Unless the SEC sets clear rules and regulations, it should stop targeting Silicon Valley with scare tactics, argues Dallas Mavericks owner and investor Mark Cuban.
In a visit to Stanford on Thursday, Securities and Exchange Commission chair Mary Jo White warned investors to be cautious of the $1 billion “unicorn” companies that have multiplied as fast as their valuations, according to a report from Bloomberg.
“They do not appear to be an endangered species,” White said. “The concern is whether the prestige associated with reaching a sky-high valuation fast drives companies to try to appear more valuable that they actually are.”
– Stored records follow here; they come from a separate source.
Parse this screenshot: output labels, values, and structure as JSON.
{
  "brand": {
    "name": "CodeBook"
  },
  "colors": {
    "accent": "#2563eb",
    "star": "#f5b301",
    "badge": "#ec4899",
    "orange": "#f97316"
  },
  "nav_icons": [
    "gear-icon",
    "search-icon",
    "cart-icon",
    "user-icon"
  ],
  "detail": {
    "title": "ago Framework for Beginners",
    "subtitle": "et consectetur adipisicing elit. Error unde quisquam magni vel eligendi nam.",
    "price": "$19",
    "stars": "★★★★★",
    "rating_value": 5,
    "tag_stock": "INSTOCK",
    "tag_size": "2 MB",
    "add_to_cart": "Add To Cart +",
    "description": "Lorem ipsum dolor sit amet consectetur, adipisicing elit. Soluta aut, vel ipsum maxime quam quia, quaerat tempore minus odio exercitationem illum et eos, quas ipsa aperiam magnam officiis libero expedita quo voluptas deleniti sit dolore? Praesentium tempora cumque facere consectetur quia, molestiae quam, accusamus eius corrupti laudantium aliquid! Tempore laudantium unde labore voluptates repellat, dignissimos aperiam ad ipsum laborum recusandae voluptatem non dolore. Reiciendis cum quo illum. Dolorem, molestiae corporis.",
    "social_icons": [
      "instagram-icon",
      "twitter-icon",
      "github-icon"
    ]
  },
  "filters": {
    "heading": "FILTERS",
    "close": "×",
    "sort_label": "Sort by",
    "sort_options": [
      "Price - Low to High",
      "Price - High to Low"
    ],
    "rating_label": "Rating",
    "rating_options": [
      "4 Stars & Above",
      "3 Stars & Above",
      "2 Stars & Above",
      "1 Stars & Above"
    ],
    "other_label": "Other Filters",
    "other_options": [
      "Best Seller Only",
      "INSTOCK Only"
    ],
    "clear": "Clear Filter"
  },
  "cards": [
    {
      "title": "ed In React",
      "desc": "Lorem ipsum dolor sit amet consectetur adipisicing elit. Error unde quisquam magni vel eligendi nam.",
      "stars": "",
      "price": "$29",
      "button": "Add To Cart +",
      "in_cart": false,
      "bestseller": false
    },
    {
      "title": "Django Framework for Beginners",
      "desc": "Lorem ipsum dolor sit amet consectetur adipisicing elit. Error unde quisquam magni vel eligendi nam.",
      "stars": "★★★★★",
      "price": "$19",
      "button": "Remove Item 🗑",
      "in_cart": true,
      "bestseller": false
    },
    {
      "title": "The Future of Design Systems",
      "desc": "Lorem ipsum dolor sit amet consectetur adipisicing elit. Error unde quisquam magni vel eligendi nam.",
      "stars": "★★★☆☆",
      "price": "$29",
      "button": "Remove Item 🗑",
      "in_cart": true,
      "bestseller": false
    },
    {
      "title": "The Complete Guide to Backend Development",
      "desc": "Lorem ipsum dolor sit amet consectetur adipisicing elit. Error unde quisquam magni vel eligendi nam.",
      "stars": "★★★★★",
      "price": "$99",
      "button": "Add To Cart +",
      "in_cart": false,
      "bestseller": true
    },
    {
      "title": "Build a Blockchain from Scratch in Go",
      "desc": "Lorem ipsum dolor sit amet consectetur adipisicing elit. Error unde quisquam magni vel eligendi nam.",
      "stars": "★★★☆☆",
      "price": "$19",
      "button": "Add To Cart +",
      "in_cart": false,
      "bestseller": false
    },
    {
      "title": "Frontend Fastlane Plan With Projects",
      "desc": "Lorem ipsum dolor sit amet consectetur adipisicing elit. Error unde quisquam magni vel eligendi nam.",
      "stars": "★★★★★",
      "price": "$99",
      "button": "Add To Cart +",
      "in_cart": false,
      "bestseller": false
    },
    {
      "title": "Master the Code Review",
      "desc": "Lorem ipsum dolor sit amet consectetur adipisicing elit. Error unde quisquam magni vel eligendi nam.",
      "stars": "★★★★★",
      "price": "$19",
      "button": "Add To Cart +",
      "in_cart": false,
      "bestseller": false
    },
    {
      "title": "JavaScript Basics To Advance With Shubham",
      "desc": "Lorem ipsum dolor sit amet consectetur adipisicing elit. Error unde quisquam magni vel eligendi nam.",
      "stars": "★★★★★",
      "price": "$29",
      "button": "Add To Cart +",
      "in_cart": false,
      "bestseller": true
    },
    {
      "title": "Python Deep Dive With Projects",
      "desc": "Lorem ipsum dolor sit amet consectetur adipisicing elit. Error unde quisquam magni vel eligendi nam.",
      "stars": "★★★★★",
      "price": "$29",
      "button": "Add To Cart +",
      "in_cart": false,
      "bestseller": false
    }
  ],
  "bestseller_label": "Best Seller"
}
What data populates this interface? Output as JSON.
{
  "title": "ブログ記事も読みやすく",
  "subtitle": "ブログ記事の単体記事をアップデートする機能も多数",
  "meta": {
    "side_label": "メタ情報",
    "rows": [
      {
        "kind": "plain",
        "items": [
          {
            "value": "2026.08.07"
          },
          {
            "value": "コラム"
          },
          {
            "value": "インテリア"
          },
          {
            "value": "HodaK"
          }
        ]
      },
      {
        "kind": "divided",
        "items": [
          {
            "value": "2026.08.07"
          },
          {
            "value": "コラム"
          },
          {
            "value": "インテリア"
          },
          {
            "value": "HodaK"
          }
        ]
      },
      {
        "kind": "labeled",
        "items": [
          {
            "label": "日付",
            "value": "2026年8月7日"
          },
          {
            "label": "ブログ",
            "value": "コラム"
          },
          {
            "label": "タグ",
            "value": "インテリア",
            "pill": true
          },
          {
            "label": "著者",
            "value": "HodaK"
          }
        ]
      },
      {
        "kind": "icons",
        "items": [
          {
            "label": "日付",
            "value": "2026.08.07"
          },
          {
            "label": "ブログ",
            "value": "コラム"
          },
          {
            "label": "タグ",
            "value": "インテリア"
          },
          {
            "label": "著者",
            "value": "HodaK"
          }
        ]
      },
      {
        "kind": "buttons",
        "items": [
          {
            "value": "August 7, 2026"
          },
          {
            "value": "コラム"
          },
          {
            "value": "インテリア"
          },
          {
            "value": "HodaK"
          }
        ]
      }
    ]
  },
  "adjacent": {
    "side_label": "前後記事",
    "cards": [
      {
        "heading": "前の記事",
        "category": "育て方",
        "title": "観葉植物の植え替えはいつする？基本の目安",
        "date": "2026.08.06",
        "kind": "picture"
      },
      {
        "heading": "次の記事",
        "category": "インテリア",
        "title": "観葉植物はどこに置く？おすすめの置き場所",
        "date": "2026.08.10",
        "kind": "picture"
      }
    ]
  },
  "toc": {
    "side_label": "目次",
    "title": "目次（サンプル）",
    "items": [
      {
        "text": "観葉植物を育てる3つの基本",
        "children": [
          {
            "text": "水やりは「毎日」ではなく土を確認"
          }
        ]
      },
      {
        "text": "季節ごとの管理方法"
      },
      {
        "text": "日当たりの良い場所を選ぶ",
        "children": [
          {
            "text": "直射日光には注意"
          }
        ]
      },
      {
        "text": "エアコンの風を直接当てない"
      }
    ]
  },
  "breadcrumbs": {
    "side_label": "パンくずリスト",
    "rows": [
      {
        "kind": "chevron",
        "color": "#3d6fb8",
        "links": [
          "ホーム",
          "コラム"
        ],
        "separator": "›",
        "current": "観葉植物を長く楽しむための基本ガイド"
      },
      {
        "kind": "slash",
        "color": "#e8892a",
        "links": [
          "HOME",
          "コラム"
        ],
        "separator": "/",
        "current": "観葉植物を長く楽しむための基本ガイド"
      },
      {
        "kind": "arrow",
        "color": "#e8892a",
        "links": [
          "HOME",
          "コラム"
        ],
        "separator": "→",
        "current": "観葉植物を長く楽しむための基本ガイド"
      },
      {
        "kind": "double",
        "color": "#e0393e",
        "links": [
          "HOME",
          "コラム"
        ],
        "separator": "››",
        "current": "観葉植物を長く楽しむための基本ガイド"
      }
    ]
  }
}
In an appearance on CNBC, Cuban ripped into the SEC for encouraging fear rather than taking any action. The fear of having to deal with the SEC is crippling entrepreneurs from going public, according to Cuban, a noted SEC critic.
“It’s not so much they are overstepping their bounds, it’s just that they are doing what the SEC always does. 100 degrees of grey,” Cuban told host Kelly Evans. “There’s no clarity and where there’s no clarity and no certainty on what to do in response to the SEC, you get people doing nothing or people avoiding going public or doing anything to avoid dealing with the SEC. And that’s a real problem for up and coming companies and it’s a problem for the economy as well.”
Cuban chastised the commission for targeting companies who are private without creating any rules or guidance that they should adhere to. Instead, if the SEC is worried about secondary market transactions or companies falsifying their sky-high valuations, then it should pass clear rules and regulations around it, Cuban argues. By leaving it open-ended and unclear what the rules are, it’s scaring off companies who may want to go public.
“I mean, 20 years ago, Kelly, it was a goal of every entrepreneur to take their company public. That was, you know, part of the end game,” Cuban said. “That led to growth, that led to more jobs, that led to employees at all levels being able to participate with equity and gain from their companies going public. That’s gone. The number of public companies has been cut in half.”